72. The method of claim 71, the method further comprising identifying the first marker among the plurality of markers based on the lifetime of the emission energy, wherein each one of the plurality of markers has a distinct lifetime.

73. The method of claim 72, the method further comprising determining, based on identifying the first marker, a type of molecule labeled by the first marker.

74. The method of claim 73, wherein the type of molecule is a nucleotide and the first marker is a fluorophore.

75. The method of claim 74, wherein the fluorophore is attached to the nucleotide with a linker molecule.

76. The method of claim 71, the method further comprising:

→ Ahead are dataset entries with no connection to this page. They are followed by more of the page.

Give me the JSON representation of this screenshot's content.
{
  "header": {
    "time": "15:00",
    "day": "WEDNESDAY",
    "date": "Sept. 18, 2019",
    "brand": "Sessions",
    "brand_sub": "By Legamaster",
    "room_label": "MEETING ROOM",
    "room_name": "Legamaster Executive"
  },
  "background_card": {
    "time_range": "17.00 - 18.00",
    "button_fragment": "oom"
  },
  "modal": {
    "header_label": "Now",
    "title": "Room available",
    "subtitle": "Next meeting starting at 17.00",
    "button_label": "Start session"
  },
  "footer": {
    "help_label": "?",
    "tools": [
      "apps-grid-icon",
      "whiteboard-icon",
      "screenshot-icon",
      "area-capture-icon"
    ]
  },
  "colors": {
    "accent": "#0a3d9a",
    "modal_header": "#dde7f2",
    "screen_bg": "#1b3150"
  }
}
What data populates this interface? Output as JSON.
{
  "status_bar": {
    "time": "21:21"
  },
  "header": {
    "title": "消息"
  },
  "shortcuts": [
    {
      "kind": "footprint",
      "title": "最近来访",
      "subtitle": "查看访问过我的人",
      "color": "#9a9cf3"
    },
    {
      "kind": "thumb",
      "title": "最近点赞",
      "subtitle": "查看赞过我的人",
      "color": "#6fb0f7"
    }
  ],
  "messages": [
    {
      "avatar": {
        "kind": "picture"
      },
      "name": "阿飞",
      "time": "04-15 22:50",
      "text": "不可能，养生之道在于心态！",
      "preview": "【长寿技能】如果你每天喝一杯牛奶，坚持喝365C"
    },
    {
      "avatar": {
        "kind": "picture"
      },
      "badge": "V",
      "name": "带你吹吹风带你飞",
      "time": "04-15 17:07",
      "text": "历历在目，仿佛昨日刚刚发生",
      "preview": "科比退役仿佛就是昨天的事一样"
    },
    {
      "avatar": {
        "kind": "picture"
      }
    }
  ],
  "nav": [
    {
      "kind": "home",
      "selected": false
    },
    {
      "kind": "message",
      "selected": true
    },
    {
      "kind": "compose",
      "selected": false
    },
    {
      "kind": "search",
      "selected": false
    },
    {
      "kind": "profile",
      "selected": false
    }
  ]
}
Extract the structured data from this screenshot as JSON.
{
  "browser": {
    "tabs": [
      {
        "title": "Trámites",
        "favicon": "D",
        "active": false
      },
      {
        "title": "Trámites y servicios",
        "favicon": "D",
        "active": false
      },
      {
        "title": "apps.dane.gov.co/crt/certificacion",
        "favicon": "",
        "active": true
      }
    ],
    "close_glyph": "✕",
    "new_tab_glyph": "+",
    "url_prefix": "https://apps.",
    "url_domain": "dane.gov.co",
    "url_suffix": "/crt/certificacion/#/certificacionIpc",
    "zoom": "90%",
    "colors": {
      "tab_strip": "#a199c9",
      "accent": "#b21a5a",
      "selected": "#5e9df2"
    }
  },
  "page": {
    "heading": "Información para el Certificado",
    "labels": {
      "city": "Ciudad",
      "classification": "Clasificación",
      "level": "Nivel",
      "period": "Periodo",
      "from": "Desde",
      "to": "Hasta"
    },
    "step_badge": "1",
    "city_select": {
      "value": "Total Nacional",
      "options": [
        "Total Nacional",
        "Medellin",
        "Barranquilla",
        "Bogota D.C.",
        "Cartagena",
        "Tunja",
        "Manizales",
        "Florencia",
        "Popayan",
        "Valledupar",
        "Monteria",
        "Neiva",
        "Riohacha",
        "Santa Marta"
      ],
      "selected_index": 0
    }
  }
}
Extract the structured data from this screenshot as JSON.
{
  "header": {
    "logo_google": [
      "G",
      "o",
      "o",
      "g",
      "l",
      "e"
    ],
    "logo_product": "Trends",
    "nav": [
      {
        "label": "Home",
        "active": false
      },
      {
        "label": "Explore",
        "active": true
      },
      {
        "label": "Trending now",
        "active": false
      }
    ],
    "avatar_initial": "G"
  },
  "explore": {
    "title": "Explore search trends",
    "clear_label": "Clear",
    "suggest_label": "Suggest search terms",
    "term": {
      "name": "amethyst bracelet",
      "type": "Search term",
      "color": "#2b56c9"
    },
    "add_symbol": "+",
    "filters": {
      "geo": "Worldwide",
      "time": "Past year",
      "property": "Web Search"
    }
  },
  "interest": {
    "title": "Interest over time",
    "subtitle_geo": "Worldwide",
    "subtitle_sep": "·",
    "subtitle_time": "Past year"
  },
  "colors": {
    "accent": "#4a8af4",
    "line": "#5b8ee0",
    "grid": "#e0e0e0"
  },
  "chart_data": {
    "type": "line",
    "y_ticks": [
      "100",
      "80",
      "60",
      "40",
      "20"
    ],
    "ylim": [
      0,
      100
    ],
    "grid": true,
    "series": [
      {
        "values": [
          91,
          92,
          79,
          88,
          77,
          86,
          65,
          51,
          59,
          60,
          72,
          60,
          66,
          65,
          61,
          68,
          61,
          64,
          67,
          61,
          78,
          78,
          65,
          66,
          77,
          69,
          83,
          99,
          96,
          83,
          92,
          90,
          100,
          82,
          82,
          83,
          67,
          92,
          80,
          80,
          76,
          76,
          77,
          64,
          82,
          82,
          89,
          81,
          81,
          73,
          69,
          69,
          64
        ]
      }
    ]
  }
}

illuminating a second marker labeling a second sample with excitation energy; and
detecting, from the readout signals from the at least one sensor of the sensor region of the first pixel, a lifetime of emission energy generated by the second marker.

77. The method of claim 76, wherein the first marker labels a first nucleotide and the second marker labels a second nucleotide.

Patent History

Publication number: 20160084761
Type: Application
Filed: Aug 7, 2015
Publication Date: Mar 24, 2016
Patent Grant number: 9885657
Applicant: Quantum-Si Incorporated (Guilford, CT)
Inventors: Jonathan M. Rothberg (Guilford, CT), Ali Kabiri (Madison, CT), Jason W. Sickler (Madison, CT), Brett J. Gyarfas (Guilford, CT), Jeremy Lackey (Guilford, CT), Gerard Schmid (Guilford, CT), Lawrence C. West (San Jose, CA), Keith G. Fife (Palo Alto, CA), Benjamin Cipriany (Branford, CT), Farshid Ghasemi (Guilford, CT)
Application Number: 14/821,688

Classifications

International Classification: G01N 21/64 (20060101); C12Q 1/68 (20060101);